Most importantly, I learnt that sometimes people around us will not agree to our decisions, but if we genuinely believe something is meant for us from the bottom of our heart, we absolutely should not stop for anyone. Don’t let people’s decisions bog you down. Keep going. Those same people will come around after a while. It has definitely been an amazing journey and hoping for some new ones in the future.
The success scale: I think how happy I am and how satisfied I feel with the work I do, and how peaceful a sleep I get every night determines how successful I am. Success for me is largely dependent on wellbeing, good health and happiness and the sense of pride. I don’t carry regrets. About anything. So I call this the “Priya’s Special Memory Loss Effect” where I consciously choose to erase any hurtful memories from my life. I have obviously made mistakes in the past, but mistakes are a wonderful opportunity to learn, so why regret making those mistakes?
Word of advice: Stop listening to advices from the world around you. Try to go with your gut. And do not give up. And nothing beats hard work. Luck is overrated, hard work is directly proportional to how successful you will be.
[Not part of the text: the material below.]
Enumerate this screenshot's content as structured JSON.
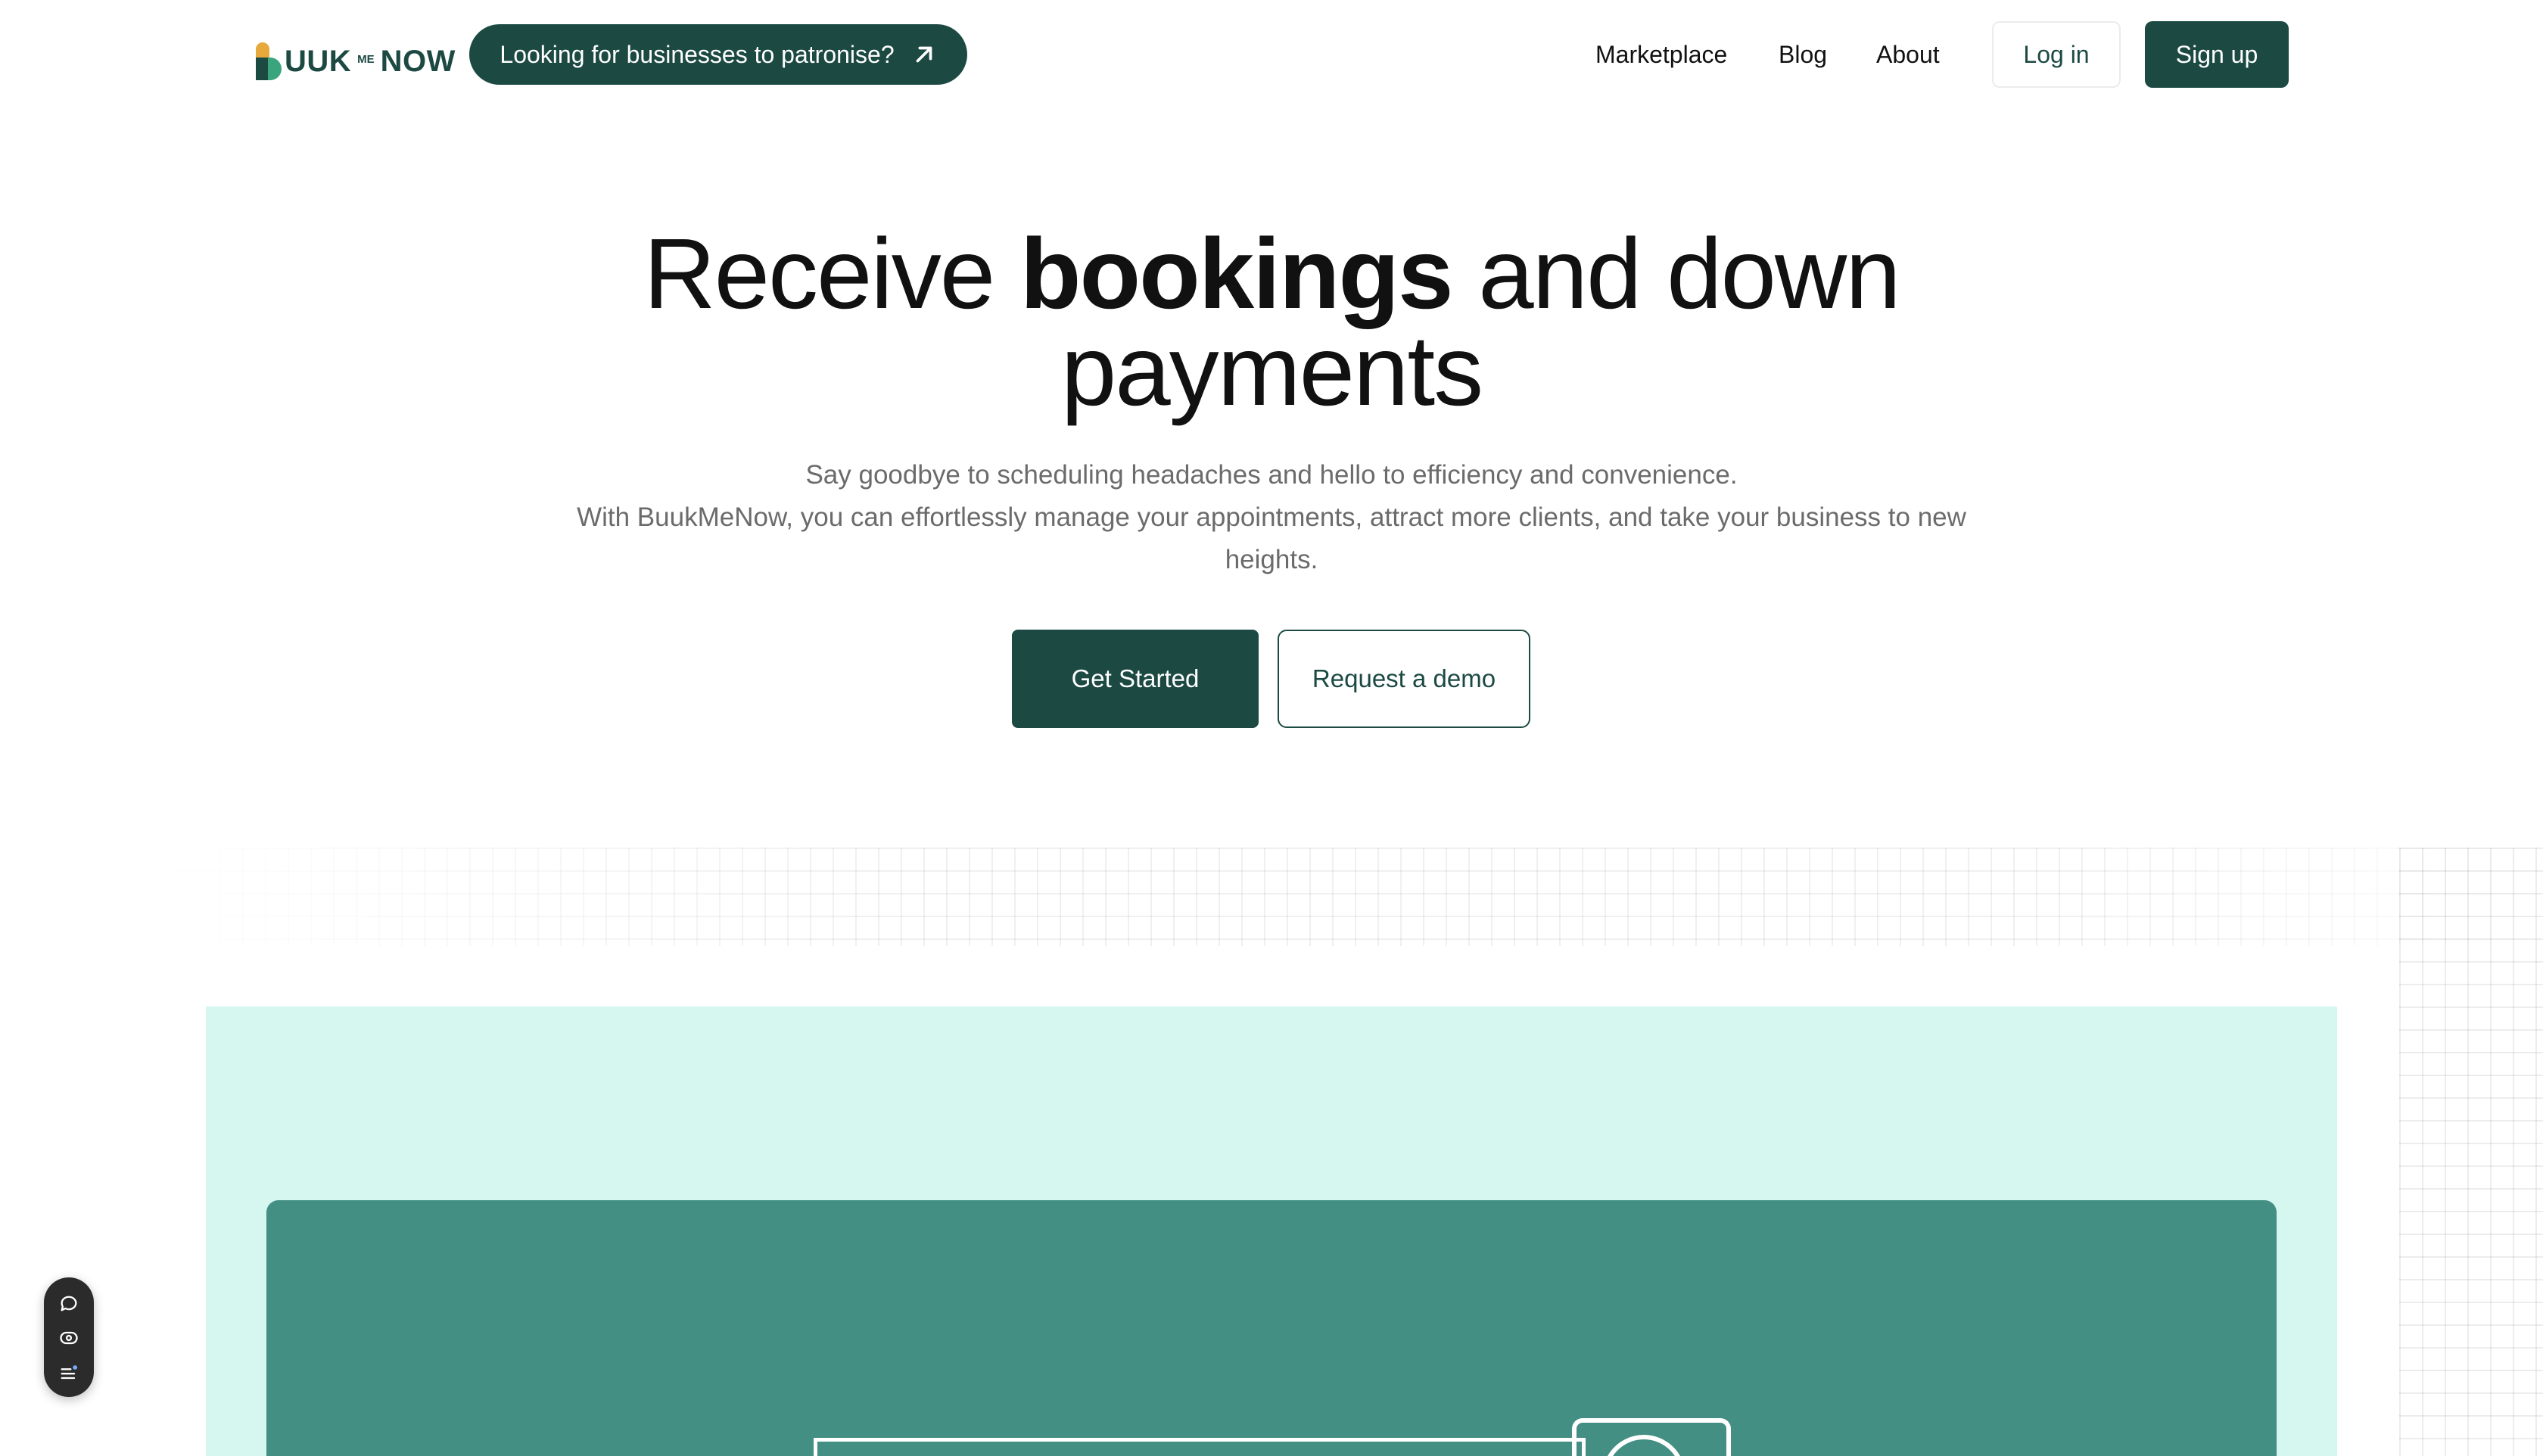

About the company: Piah Dance Company was the first company that brought contemporary folk of Gujarat to Bangalore. For some reason Indian folk is extremely underrated and people assume that it is very easy and not entertaining. I believe that Indian folk dances are so vibrant and full of energy and they have so much scope to offer but has not been explored much. Our forte is contemporary folk and we want to take this dance form to international levels.
On that note I would take your leave! Keep dreaming!”